Website and app data records
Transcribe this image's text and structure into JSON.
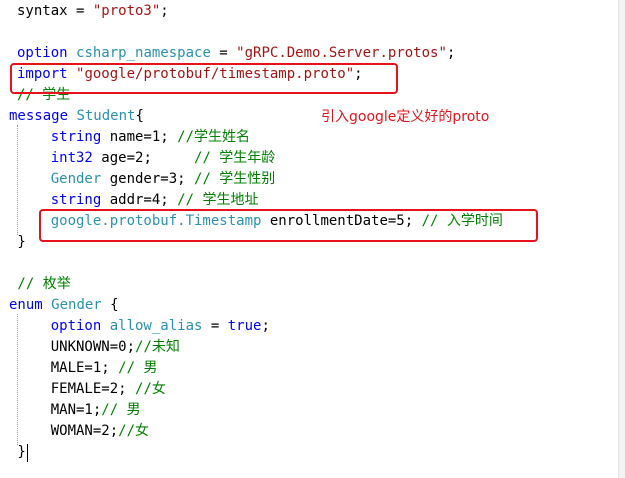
{
  "editor": {
    "lines": [
      [
        {
          "t": "syntax = ",
          "c": "pl"
        },
        {
          "t": "\"proto3\"",
          "c": "str"
        },
        {
          "t": ";",
          "c": "pl"
        }
      ],
      [],
      [
        {
          "t": "option ",
          "c": "kw"
        },
        {
          "t": "csharp_namespace",
          "c": "ty"
        },
        {
          "t": " = ",
          "c": "pl"
        },
        {
          "t": "\"gRPC.Demo.Server.protos\"",
          "c": "str"
        },
        {
          "t": ";",
          "c": "pl"
        }
      ],
      [
        {
          "t": "import ",
          "c": "kw"
        },
        {
          "t": "\"google/protobuf/timestamp.proto\"",
          "c": "str"
        },
        {
          "t": ";",
          "c": "pl"
        }
      ],
      [
        {
          "t": "// 学生",
          "c": "cm"
        }
      ],
      [
        {
          "t": "message ",
          "c": "kw"
        },
        {
          "t": "Student",
          "c": "ty"
        },
        {
          "t": "{",
          "c": "pl"
        }
      ],
      [
        {
          "t": "    string ",
          "c": "kw"
        },
        {
          "t": "name=1; ",
          "c": "pl"
        },
        {
          "t": "//学生姓名",
          "c": "cm"
        }
      ],
      [
        {
          "t": "    int32 ",
          "c": "kw"
        },
        {
          "t": "age=2;     ",
          "c": "pl"
        },
        {
          "t": "// 学生年龄",
          "c": "cm"
        }
      ],
      [
        {
          "t": "    Gender ",
          "c": "ty"
        },
        {
          "t": "gender=3; ",
          "c": "pl"
        },
        {
          "t": "// 学生性别",
          "c": "cm"
        }
      ],
      [
        {
          "t": "    string ",
          "c": "kw"
        },
        {
          "t": "addr=4; ",
          "c": "pl"
        },
        {
          "t": "// 学生地址",
          "c": "cm"
        }
      ],
      [
        {
          "t": "    google.protobuf.",
          "c": "ty"
        },
        {
          "t": "Timestamp",
          "c": "ty"
        },
        {
          "t": " enrollmentDate=5; ",
          "c": "pl"
        },
        {
          "t": "// 入学时间",
          "c": "cm"
        }
      ],
      [
        {
          "t": " }",
          "c": "pl"
        }
      ],
      [],
      [
        {
          "t": " // 枚举",
          "c": "cm"
        }
      ],
      [
        {
          "t": "enum ",
          "c": "kw"
        },
        {
          "t": "Gender",
          "c": "ty"
        },
        {
          "t": " {",
          "c": "pl"
        }
      ],
      [
        {
          "t": "    option ",
          "c": "kw"
        },
        {
          "t": "allow_alias",
          "c": "ty"
        },
        {
          "t": " = ",
          "c": "pl"
        },
        {
          "t": "true",
          "c": "kw"
        },
        {
          "t": ";",
          "c": "pl"
        }
      ],
      [
        {
          "t": "    UNKNOWN=0;",
          "c": "pl"
        },
        {
          "t": "//未知",
          "c": "cm"
        }
      ],
      [
        {
          "t": "    MALE=1; ",
          "c": "pl"
        },
        {
          "t": "// 男",
          "c": "cm"
        }
      ],
      [
        {
          "t": "    FEMALE=2; ",
          "c": "pl"
        },
        {
          "t": "//女",
          "c": "cm"
        }
      ],
      [
        {
          "t": "    MAN=1;",
          "c": "pl"
        },
        {
          "t": "// 男",
          "c": "cm"
        }
      ],
      [
        {
          "t": "    WOMAN=2;",
          "c": "pl"
        },
        {
          "t": "//女",
          "c": "cm"
        }
      ],
      [
        {
          "t": " }",
          "c": "pl"
        }
      ]
    ]
  },
  "annotation": {
    "text": "引入google定义好的proto"
  },
  "colors": {
    "keyword": "#0000ff",
    "string": "#a31515",
    "comment": "#008000",
    "type": "#2b91af",
    "highlight": "#e8121b"
  }
}
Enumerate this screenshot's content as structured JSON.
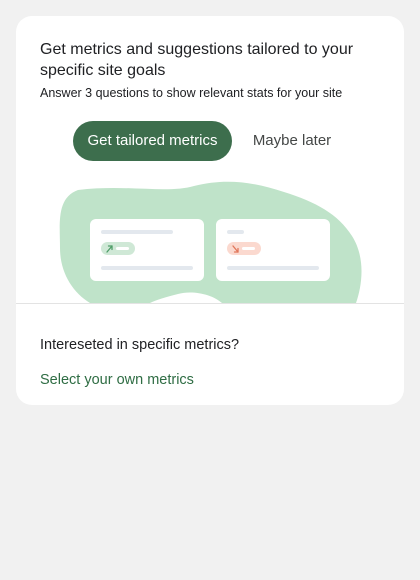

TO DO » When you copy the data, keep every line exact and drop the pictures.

SOLUTION TO THIS EXERCISE »
Transcribe this image's text and structure into JSON.
{
  "editor": {
    "lines": [
      [
        {
          "t": "syntax = ",
          "c": "pl"
        },
        {
          "t": "\"proto3\"",
          "c": "str"
        },
        {
          "t": ";",
          "c": "pl"
        }
      ],
      [],
      [
        {
          "t": "option ",
          "c": "kw"
        },
        {
          "t": "csharp_namespace",
          "c": "ty"
        },
        {
          "t": " = ",
          "c": "pl"
        },
        {
          "t": "\"gRPC.Demo.Server.protos\"",
          "c": "str"
        },
        {
          "t": ";",
          "c": "pl"
        }
      ],
      [
        {
          "t": "import ",
          "c": "kw"
        },
        {
          "t": "\"google/protobuf/timestamp.proto\"",
          "c": "str"
        },
        {
          "t": ";",
          "c": "pl"
        }
      ],
      [
        {
          "t": "// 学生",
          "c": "cm"
        }
      ],
      [
        {
          "t": "message ",
          "c": "kw"
        },
        {
          "t": "Student",
          "c": "ty"
        },
        {
          "t": "{",
          "c": "pl"
        }
      ],
      [
        {
          "t": "    string ",
          "c": "kw"
        },
        {
          "t": "name=1; ",
          "c": "pl"
        },
        {
          "t": "//学生姓名",
          "c": "cm"
        }
      ],
      [
        {
          "t": "    int32 ",
          "c": "kw"
        },
        {
          "t": "age=2;     ",
          "c": "pl"
        },
        {
          "t": "// 学生年龄",
          "c": "cm"
        }
      ],
      [
        {
          "t": "    Gender ",
          "c": "ty"
        },
        {
          "t": "gender=3; ",
          "c": "pl"
        },
        {
          "t": "// 学生性别",
          "c": "cm"
        }
      ],
      [
        {
          "t": "    string ",
          "c": "kw"
        },
        {
          "t": "addr=4; ",
          "c": "pl"
        },
        {
          "t": "// 学生地址",
          "c": "cm"
        }
      ],
      [
        {
          "t": "    google.protobuf.",
          "c": "ty"
        },
        {
          "t": "Timestamp",
          "c": "ty"
        },
        {
          "t": " enrollmentDate=5; ",
          "c": "pl"
        },
        {
          "t": "// 入学时间",
          "c": "cm"
        }
      ],
      [
        {
          "t": " }",
          "c": "pl"
        }
      ],
      [],
      [
        {
          "t": " // 枚举",
          "c": "cm"
        }
      ],
      [
        {
          "t": "enum ",
          "c": "kw"
        },
        {
          "t": "Gender",
          "c": "ty"
        },
        {
          "t": " {",
          "c": "pl"
        }
      ],
      [
        {
          "t": "    option ",
          "c": "kw"
        },
        {
          "t": "allow_alias",
          "c": "ty"
        },
        {
          "t": " = ",
          "c": "pl"
        },
        {
          "t": "true",
          "c": "kw"
        },
        {
          "t": ";",
          "c": "pl"
        }
      ],
      [
        {
          "t": "    UNKNOWN=0;",
          "c": "pl"
        },
        {
          "t": "//未知",
          "c": "cm"
        }
      ],
      [
        {
          "t": "    MALE=1; ",
          "c": "pl"
        },
        {
          "t": "// 男",
          "c": "cm"
        }
      ],
      [
        {
          "t": "    FEMALE=2; ",
          "c": "pl"
        },
        {
          "t": "//女",
          "c": "cm"
        }
      ],
      [
        {
          "t": "    MAN=1;",
          "c": "pl"
        },
        {
          "t": "// 男",
          "c": "cm"
        }
      ],
      [
        {
          "t": "    WOMAN=2;",
          "c": "pl"
        },
        {
          "t": "//女",
          "c": "cm"
        }
      ],
      [
        {
          "t": " }",
          "c": "pl"
        }
      ]
    ]
  },
  "annotation": {
    "text": "引入google定义好的proto"
  },
  "colors": {
    "keyword": "#0000ff",
    "string": "#a31515",
    "comment": "#008000",
    "type": "#2b91af",
    "highlight": "#e8121b"
  }
}
Enumerate this screenshot's content as structured JSON.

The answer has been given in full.